Data for review:
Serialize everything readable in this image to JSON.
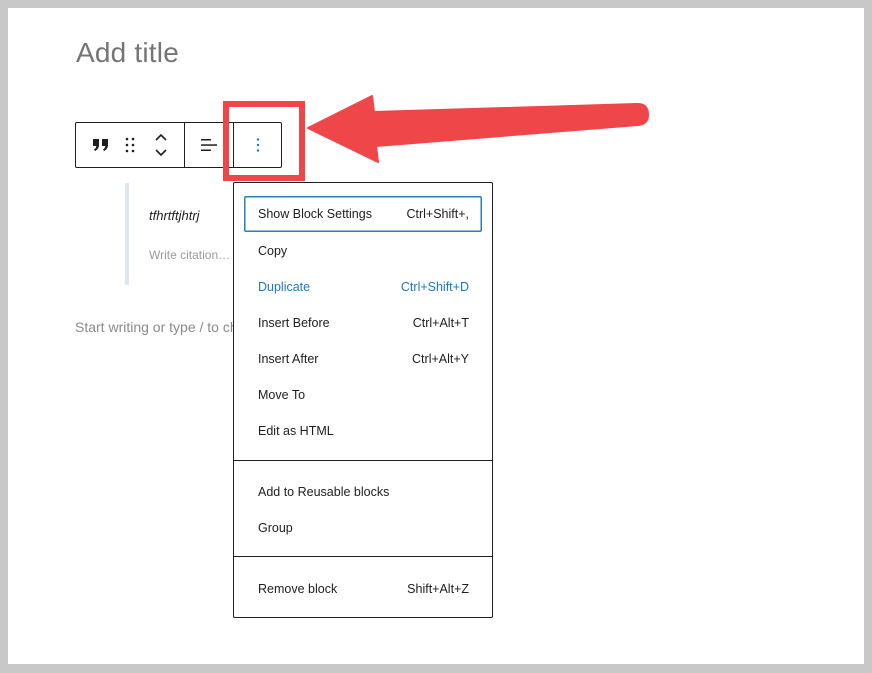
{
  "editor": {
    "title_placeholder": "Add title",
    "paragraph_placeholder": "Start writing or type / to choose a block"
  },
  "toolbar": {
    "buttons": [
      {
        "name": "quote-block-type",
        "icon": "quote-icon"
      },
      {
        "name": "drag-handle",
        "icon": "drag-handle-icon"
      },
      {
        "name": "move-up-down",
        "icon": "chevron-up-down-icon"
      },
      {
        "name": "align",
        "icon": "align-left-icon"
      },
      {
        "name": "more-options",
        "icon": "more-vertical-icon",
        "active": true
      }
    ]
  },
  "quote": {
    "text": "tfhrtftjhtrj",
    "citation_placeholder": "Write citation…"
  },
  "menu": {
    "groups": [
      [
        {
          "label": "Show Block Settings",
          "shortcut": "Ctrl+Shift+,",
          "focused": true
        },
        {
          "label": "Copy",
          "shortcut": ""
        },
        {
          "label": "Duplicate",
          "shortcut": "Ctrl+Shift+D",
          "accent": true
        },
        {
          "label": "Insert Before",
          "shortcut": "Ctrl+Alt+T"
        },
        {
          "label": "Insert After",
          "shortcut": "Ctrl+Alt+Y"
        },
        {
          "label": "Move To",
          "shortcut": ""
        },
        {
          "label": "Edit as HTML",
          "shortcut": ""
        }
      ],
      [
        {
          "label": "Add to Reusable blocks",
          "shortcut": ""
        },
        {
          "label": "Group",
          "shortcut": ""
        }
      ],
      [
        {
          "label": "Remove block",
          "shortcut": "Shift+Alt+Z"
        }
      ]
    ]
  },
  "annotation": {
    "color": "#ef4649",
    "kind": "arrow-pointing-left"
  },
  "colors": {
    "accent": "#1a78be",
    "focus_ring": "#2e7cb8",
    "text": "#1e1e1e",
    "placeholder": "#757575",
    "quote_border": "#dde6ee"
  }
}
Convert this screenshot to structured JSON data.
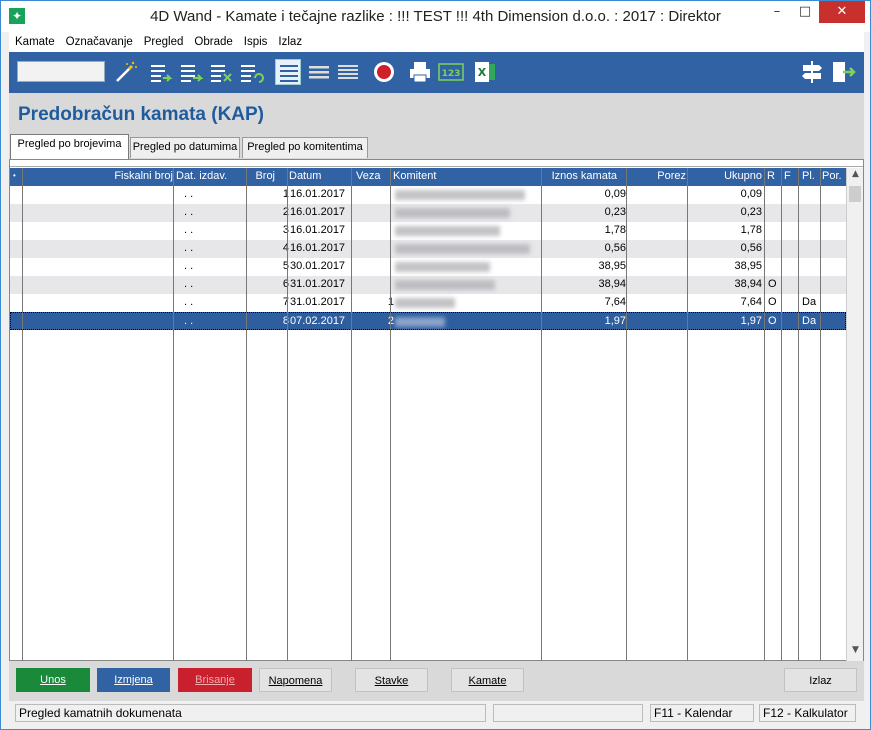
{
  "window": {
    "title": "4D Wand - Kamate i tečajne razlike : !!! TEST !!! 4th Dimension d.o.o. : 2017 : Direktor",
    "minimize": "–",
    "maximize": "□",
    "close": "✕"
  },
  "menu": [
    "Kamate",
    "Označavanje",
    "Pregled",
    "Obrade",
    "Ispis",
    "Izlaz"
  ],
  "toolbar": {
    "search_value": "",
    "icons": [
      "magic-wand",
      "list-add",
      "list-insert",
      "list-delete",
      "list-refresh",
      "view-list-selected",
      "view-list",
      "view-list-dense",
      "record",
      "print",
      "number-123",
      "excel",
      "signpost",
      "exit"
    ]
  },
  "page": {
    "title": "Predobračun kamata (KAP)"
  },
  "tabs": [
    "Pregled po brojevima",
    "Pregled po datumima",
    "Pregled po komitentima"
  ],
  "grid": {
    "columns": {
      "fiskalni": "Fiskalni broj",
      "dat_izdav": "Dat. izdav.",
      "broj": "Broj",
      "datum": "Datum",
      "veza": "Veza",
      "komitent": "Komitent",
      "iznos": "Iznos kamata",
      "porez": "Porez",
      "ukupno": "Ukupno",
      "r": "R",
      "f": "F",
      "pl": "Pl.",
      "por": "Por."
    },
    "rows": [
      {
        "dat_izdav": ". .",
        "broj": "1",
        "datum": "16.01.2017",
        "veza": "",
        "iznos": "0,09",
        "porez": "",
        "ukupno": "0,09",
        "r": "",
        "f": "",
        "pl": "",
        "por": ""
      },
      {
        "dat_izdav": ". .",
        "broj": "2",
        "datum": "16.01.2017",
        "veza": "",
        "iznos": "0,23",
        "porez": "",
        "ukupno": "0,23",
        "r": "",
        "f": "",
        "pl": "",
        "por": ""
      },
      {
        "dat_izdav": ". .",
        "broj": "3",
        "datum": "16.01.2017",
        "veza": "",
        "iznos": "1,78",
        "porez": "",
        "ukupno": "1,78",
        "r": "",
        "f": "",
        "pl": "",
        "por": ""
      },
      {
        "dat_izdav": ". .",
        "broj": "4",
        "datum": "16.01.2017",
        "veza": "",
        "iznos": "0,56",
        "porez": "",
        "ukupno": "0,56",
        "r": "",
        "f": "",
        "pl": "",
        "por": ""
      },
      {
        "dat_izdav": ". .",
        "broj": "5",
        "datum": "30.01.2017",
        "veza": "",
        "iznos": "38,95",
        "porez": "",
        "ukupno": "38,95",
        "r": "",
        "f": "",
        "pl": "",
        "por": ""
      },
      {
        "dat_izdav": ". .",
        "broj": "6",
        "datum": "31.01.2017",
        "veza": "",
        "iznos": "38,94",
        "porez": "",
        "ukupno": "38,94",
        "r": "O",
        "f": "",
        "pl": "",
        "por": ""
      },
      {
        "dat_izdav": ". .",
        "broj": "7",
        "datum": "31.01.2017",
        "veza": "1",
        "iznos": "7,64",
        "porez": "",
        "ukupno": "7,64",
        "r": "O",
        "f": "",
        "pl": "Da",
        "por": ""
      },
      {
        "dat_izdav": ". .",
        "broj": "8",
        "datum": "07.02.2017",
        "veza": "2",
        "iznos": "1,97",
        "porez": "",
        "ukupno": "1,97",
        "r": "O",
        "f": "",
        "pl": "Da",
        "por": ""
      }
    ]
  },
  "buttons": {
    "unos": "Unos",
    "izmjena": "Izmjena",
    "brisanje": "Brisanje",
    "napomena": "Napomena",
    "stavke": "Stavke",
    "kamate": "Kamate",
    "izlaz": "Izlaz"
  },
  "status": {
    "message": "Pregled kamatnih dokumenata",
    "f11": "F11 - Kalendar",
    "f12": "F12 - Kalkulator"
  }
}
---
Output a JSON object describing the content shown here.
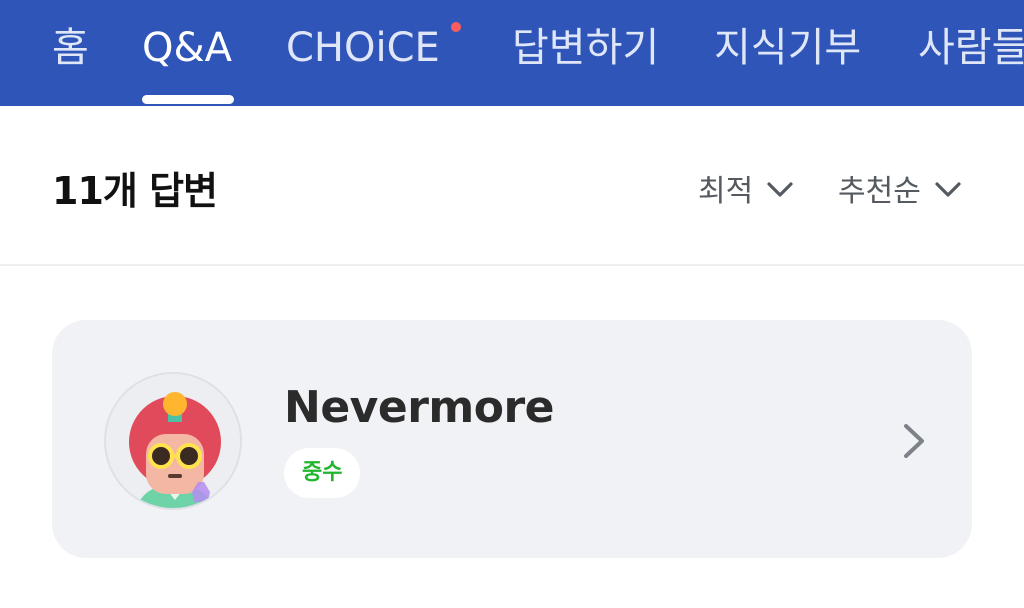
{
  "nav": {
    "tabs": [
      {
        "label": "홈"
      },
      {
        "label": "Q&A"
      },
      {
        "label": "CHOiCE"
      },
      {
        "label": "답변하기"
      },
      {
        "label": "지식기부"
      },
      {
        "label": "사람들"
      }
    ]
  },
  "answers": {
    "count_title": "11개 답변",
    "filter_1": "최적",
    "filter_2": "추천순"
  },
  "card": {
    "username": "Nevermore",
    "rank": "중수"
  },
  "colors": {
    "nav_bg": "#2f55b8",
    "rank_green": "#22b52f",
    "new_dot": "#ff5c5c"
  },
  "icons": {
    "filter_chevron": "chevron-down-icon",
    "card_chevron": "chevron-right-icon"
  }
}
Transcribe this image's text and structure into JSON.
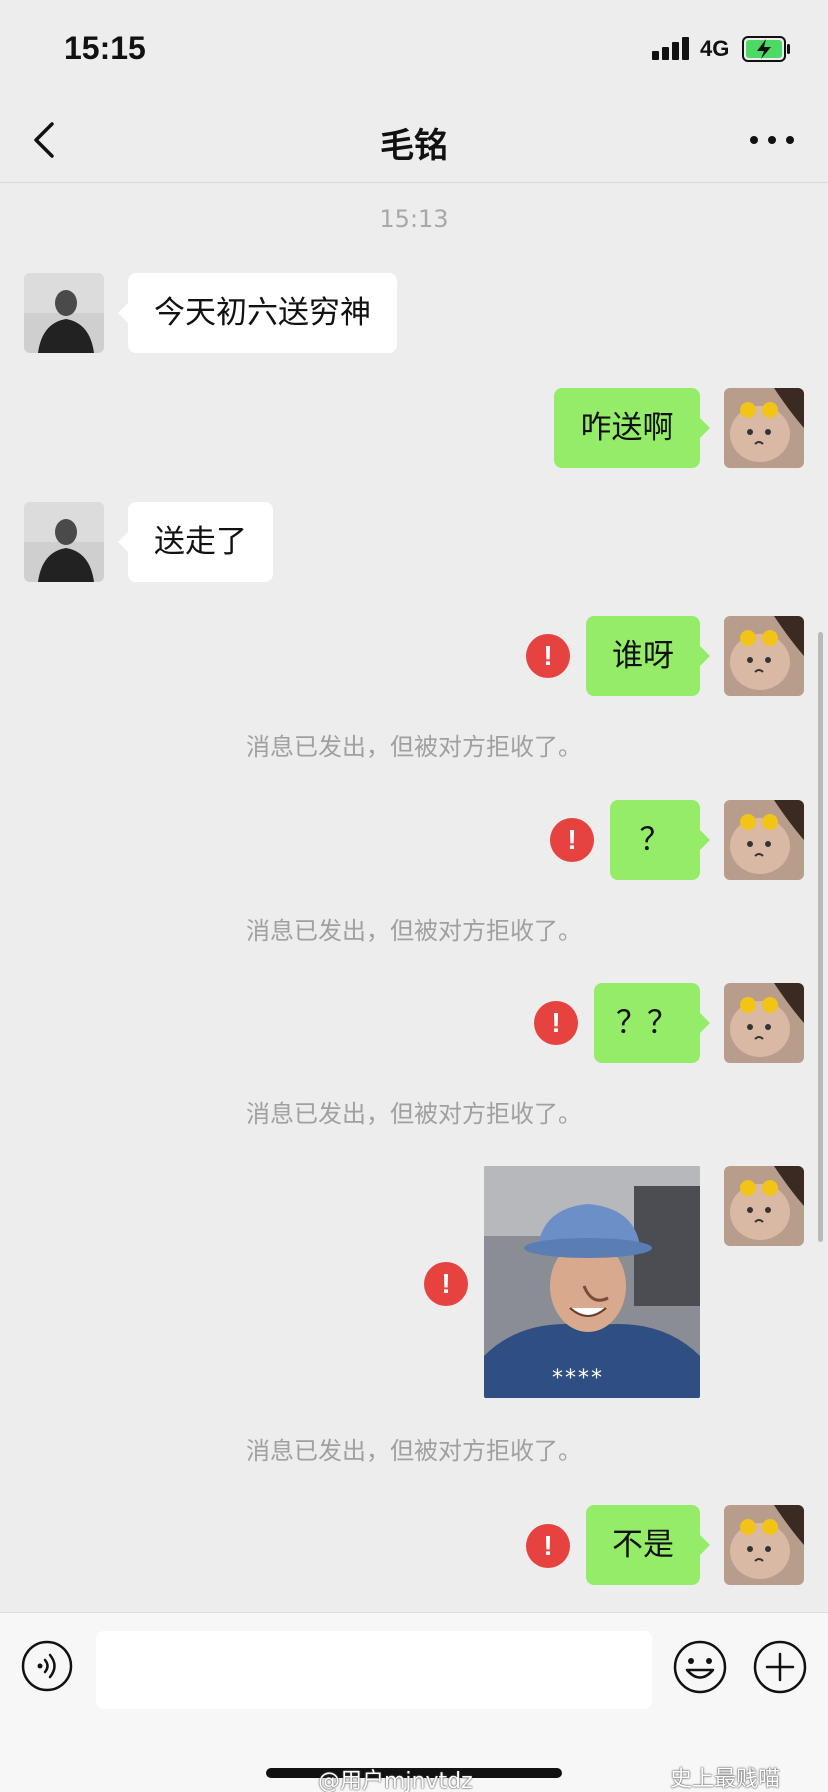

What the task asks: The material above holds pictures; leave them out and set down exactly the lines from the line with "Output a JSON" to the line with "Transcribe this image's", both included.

Result:
Output a JSON object describing the content shown here.
{
  "nav": {
    "tabs": [
      {
        "label": "홈"
      },
      {
        "label": "Q&A"
      },
      {
        "label": "CHOiCE"
      },
      {
        "label": "답변하기"
      },
      {
        "label": "지식기부"
      },
      {
        "label": "사람들"
      }
    ]
  },
  "answers": {
    "count_title": "11개 답변",
    "filter_1": "최적",
    "filter_2": "추천순"
  },
  "card": {
    "username": "Nevermore",
    "rank": "중수"
  },
  "colors": {
    "nav_bg": "#2f55b8",
    "rank_green": "#22b52f",
    "new_dot": "#ff5c5c"
  },
  "icons": {
    "filter_chevron": "chevron-down-icon",
    "card_chevron": "chevron-right-icon"
  }
}
Transcribe this image's text and structure into JSON.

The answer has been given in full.